TRY IT: Each line of the data is to be output verbatim, with the images removed.

DATA TO PROCESS:
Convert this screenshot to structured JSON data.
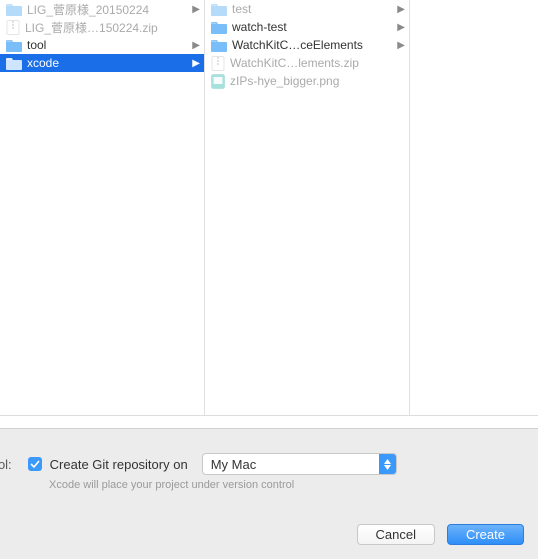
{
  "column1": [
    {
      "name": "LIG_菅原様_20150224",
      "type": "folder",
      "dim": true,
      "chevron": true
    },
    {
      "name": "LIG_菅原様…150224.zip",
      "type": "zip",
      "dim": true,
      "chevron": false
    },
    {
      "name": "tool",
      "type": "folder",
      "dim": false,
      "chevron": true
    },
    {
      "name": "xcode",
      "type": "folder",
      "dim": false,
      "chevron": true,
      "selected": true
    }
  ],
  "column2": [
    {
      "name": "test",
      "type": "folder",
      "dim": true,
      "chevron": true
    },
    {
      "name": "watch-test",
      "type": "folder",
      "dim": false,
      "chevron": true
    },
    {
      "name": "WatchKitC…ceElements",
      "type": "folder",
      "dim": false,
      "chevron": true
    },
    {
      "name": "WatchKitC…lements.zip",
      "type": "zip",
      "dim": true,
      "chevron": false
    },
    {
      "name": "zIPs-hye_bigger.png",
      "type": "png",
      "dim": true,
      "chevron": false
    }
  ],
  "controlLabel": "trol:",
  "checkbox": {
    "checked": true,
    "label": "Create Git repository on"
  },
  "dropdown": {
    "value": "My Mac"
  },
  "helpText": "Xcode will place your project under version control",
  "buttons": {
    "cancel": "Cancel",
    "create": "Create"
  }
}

PROBLEM SOLUTION:
Convert this screenshot to structured JSON data.
{
  "column1": [
    {
      "name": "LIG_菅原様_20150224",
      "type": "folder",
      "dim": true,
      "chevron": true
    },
    {
      "name": "LIG_菅原様…150224.zip",
      "type": "zip",
      "dim": true,
      "chevron": false
    },
    {
      "name": "tool",
      "type": "folder",
      "dim": false,
      "chevron": true
    },
    {
      "name": "xcode",
      "type": "folder",
      "dim": false,
      "chevron": true,
      "selected": true
    }
  ],
  "column2": [
    {
      "name": "test",
      "type": "folder",
      "dim": true,
      "chevron": true
    },
    {
      "name": "watch-test",
      "type": "folder",
      "dim": false,
      "chevron": true
    },
    {
      "name": "WatchKitC…ceElements",
      "type": "folder",
      "dim": false,
      "chevron": true
    },
    {
      "name": "WatchKitC…lements.zip",
      "type": "zip",
      "dim": true,
      "chevron": false
    },
    {
      "name": "zIPs-hye_bigger.png",
      "type": "png",
      "dim": true,
      "chevron": false
    }
  ],
  "controlLabel": "trol:",
  "checkbox": {
    "checked": true,
    "label": "Create Git repository on"
  },
  "dropdown": {
    "value": "My Mac"
  },
  "helpText": "Xcode will place your project under version control",
  "buttons": {
    "cancel": "Cancel",
    "create": "Create"
  }
}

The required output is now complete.